-- TASK TO CARRY OUT --
Among the entries, how many lines carry the string "month"? Give the number and nothing else.

(ENTRIES SUPPLIED begins)

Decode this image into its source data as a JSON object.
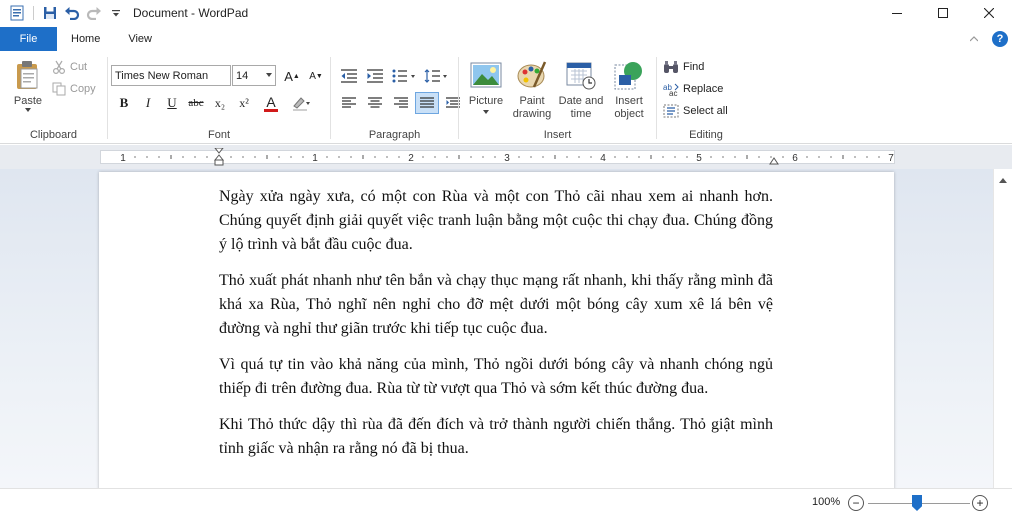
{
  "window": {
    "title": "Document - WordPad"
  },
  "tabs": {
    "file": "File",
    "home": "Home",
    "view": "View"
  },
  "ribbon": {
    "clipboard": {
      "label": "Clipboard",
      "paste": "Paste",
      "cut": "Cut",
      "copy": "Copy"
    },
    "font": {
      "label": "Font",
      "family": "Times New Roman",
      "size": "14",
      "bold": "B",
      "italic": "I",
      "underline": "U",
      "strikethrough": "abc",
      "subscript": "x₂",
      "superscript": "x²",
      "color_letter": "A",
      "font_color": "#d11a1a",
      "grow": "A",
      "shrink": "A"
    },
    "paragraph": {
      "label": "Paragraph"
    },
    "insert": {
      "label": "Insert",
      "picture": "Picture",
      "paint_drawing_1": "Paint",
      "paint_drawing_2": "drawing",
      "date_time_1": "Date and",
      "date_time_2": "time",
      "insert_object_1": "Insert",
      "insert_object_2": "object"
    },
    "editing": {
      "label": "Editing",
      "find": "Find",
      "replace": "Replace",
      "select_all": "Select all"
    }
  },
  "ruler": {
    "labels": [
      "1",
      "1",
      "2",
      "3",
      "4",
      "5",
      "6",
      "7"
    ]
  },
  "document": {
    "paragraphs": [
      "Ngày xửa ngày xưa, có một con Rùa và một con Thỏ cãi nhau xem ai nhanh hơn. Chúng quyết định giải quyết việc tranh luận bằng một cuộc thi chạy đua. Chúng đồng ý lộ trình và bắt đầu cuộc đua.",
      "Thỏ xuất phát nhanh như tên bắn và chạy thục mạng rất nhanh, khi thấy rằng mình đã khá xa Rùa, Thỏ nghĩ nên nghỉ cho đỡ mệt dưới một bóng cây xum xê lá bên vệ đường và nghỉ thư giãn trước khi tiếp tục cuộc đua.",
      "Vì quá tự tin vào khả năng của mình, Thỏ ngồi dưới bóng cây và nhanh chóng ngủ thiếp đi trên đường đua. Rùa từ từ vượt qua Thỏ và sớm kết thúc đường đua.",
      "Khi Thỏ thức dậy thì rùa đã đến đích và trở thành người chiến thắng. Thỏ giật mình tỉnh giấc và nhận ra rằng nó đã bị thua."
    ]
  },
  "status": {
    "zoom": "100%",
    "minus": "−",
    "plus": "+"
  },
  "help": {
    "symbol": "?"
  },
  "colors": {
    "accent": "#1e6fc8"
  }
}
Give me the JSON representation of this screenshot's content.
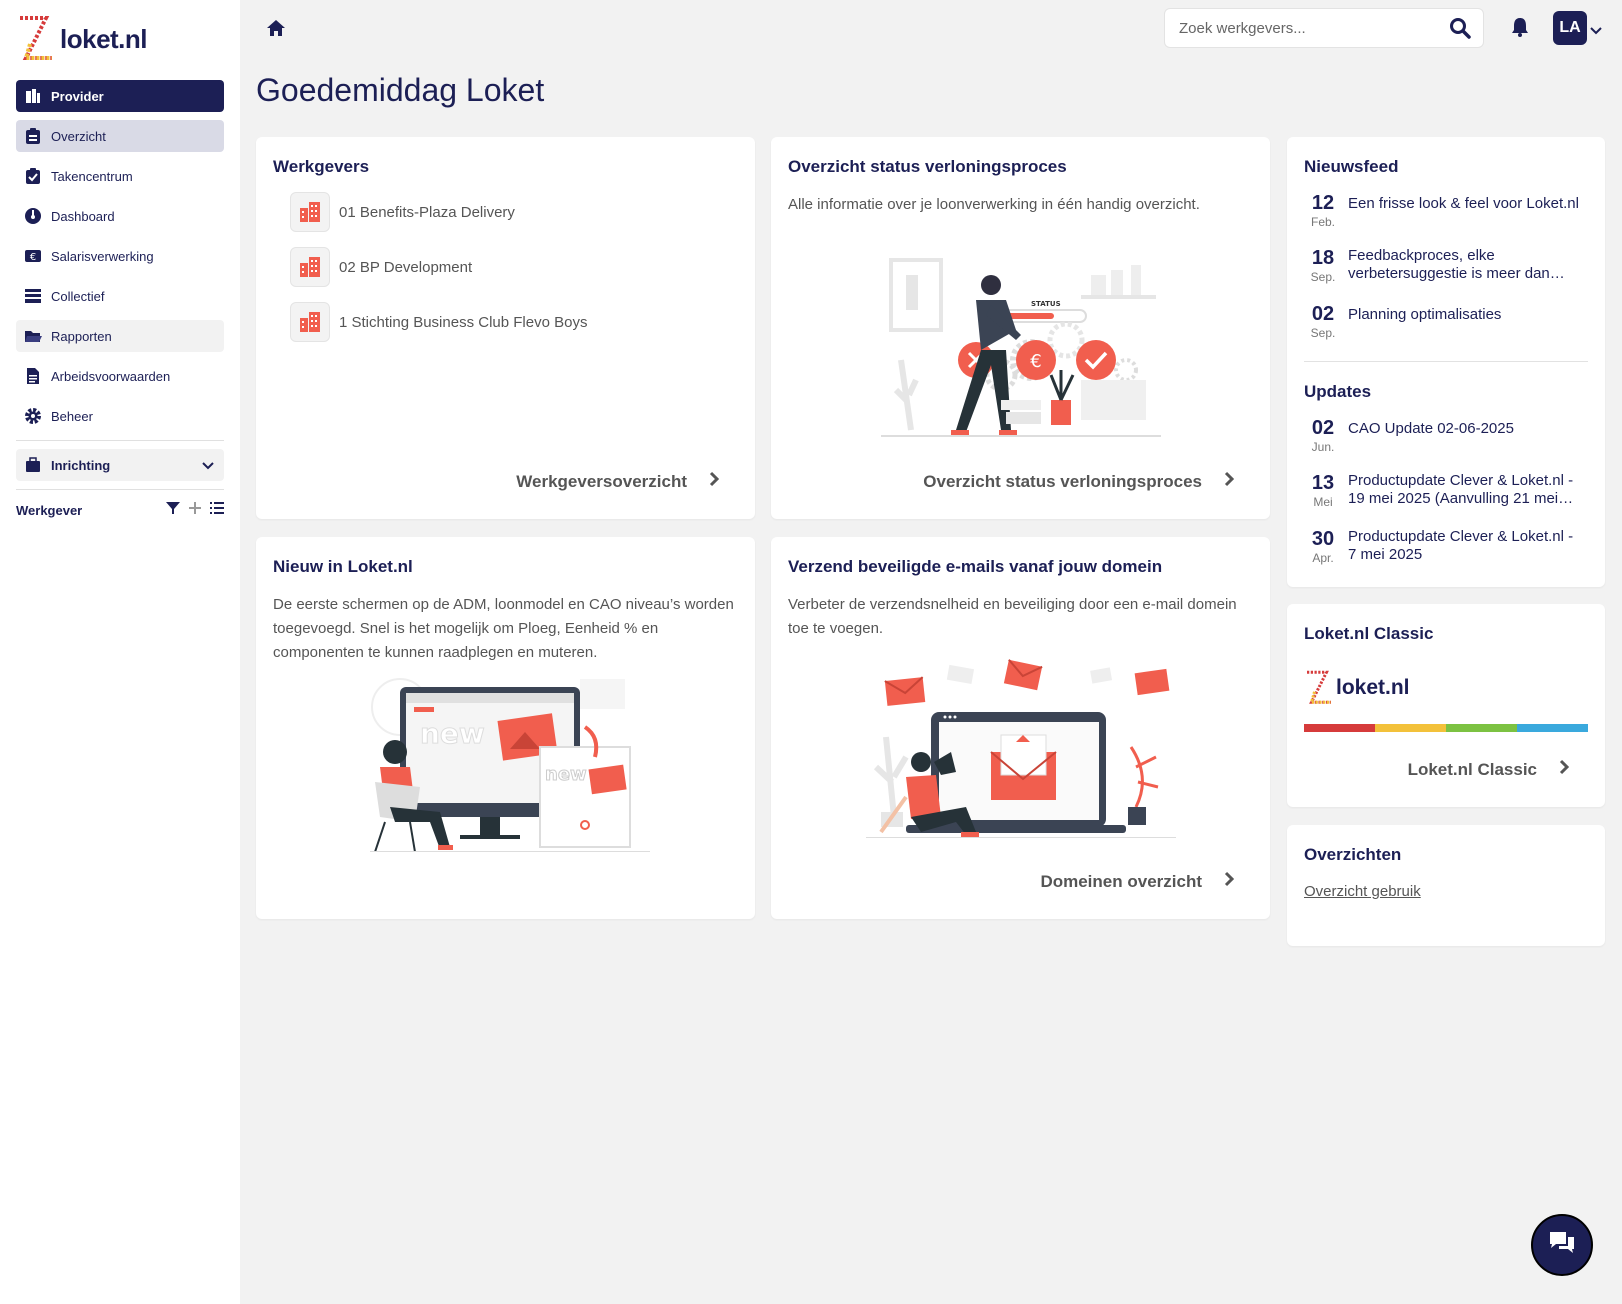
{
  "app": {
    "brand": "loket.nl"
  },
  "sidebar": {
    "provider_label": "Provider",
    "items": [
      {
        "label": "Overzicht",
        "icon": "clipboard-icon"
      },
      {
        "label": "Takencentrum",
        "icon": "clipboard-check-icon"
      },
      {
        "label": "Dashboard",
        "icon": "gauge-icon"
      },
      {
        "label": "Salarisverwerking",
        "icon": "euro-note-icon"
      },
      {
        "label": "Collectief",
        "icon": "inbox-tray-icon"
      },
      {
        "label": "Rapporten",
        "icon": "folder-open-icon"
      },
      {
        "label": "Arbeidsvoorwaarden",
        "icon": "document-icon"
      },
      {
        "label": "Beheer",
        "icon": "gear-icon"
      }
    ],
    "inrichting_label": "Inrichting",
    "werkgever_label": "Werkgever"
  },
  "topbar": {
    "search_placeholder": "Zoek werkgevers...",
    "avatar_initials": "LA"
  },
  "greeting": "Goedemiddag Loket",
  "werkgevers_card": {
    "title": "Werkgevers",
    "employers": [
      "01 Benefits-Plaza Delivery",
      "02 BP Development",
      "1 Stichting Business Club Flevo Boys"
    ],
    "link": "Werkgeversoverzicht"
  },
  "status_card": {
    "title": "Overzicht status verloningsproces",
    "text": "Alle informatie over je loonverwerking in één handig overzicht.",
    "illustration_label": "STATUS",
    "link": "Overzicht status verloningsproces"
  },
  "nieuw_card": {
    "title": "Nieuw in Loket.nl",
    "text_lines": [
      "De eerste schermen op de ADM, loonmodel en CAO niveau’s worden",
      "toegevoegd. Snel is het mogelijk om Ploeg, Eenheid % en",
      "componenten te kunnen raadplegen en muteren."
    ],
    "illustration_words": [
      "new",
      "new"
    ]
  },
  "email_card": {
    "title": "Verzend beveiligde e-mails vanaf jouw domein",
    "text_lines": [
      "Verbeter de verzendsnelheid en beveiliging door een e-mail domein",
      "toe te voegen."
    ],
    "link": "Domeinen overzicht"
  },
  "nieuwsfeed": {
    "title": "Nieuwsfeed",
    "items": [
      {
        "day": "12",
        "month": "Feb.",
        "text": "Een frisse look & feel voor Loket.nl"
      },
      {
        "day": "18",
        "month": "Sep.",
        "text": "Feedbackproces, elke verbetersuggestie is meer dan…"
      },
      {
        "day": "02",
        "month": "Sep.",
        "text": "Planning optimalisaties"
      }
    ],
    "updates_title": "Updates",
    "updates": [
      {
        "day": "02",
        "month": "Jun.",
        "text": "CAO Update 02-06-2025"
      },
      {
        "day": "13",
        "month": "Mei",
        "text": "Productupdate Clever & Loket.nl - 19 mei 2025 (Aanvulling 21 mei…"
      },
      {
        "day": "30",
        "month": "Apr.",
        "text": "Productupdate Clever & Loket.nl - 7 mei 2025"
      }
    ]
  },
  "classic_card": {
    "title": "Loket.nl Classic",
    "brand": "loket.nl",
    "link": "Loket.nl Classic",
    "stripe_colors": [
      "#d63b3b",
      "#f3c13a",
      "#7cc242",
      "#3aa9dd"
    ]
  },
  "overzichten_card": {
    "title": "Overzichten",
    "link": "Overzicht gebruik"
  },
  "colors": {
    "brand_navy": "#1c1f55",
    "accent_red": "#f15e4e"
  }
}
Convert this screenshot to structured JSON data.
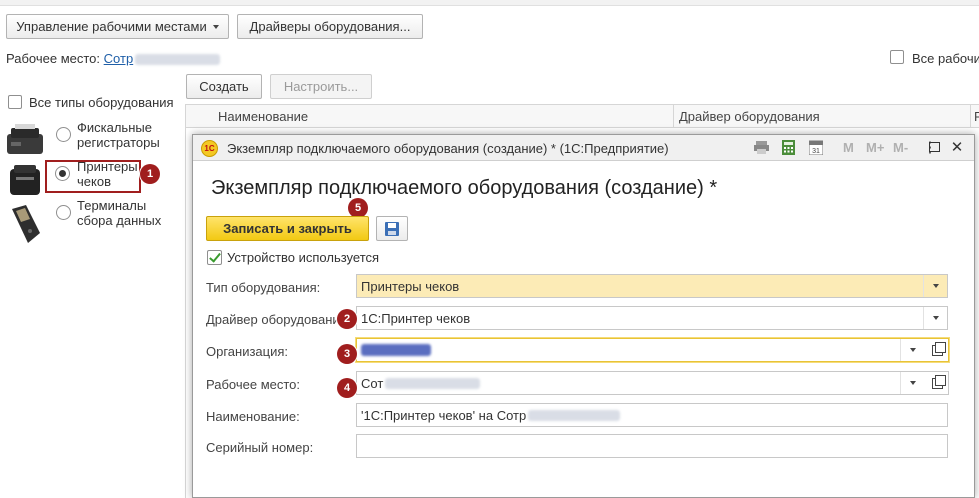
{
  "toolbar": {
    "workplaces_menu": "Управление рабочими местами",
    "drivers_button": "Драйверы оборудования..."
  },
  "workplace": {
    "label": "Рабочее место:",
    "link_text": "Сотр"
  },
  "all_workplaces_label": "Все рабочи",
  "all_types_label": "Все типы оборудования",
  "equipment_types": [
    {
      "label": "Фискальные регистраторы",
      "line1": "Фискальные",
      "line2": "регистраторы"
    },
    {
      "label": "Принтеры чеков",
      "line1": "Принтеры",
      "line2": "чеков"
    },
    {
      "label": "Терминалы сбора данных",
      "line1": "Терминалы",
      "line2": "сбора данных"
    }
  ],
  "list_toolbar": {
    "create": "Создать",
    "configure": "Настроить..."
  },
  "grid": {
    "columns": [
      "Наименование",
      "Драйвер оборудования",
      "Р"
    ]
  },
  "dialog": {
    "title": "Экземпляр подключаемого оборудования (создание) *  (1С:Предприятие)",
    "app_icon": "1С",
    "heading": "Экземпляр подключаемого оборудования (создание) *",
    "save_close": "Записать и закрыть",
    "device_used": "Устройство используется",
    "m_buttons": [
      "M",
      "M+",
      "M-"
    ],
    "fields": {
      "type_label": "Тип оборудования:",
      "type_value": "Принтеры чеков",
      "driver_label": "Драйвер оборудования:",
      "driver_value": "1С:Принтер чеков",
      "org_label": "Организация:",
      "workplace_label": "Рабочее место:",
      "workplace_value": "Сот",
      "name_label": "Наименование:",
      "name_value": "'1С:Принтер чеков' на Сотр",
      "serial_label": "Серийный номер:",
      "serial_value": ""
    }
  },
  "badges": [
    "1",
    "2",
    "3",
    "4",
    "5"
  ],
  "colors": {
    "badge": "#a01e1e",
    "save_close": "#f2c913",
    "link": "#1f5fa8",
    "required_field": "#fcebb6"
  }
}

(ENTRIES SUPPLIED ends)

-- ANSWER TO THIS TASK --
6